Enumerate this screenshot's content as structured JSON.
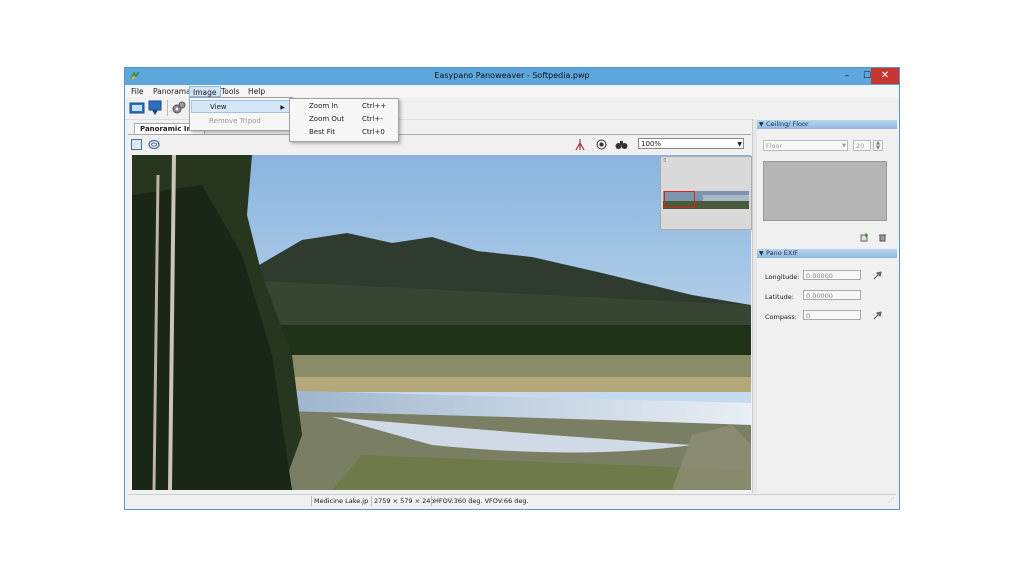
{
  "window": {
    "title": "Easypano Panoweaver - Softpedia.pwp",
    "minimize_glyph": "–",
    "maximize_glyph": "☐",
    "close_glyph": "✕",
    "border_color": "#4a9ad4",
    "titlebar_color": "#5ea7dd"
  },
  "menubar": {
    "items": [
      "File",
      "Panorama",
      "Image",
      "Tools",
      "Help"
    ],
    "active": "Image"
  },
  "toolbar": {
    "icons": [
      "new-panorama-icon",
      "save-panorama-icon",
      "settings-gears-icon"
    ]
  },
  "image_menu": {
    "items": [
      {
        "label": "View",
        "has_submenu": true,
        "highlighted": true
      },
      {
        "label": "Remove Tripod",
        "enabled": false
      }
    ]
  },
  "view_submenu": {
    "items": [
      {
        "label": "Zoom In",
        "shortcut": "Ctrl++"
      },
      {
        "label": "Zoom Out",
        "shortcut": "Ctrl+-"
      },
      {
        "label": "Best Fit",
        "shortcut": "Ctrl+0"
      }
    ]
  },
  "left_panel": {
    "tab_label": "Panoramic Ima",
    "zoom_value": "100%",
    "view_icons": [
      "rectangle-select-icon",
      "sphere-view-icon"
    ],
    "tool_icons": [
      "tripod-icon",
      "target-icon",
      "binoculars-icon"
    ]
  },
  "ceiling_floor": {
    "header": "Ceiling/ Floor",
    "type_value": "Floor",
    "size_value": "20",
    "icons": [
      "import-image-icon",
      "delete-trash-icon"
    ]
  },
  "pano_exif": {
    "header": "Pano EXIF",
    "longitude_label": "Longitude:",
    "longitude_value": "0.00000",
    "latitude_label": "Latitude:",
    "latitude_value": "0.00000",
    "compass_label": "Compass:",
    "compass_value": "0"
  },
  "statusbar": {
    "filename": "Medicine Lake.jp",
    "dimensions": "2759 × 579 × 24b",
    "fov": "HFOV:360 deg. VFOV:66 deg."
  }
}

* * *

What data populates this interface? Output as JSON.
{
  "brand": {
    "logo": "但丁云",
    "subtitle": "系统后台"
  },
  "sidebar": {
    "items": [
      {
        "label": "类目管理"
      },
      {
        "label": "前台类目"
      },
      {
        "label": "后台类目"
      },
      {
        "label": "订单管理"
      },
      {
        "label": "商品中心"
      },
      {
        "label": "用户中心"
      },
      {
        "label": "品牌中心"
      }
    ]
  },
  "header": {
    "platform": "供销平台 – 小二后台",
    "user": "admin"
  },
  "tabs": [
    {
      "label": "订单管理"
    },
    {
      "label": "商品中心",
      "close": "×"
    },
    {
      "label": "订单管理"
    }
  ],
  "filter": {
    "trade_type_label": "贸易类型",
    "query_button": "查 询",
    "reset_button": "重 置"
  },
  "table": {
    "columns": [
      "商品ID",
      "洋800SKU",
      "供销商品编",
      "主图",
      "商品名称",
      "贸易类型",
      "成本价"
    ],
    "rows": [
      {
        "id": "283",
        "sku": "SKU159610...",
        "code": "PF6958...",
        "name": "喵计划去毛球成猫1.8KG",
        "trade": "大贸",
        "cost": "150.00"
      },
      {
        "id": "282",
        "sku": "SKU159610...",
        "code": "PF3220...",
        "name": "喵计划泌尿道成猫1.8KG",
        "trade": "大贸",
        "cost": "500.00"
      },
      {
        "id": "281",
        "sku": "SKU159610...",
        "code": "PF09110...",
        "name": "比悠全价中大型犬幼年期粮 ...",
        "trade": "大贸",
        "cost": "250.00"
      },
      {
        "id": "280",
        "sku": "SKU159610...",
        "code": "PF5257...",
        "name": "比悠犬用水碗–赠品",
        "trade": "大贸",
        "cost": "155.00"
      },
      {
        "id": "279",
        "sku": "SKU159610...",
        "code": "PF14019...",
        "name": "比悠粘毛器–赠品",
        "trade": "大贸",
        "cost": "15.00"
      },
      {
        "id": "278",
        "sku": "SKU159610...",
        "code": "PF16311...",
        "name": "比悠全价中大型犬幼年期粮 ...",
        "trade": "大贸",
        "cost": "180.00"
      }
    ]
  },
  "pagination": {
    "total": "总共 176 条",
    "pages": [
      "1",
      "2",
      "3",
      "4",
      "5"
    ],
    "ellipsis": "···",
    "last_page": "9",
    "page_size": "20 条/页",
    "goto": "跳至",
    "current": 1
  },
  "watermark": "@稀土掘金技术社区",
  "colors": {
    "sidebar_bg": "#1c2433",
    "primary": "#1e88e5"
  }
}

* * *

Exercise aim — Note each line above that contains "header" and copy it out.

Reply —
    "header": "Ceiling/ Floor",
    "header": "Pano EXIF",
  "header": {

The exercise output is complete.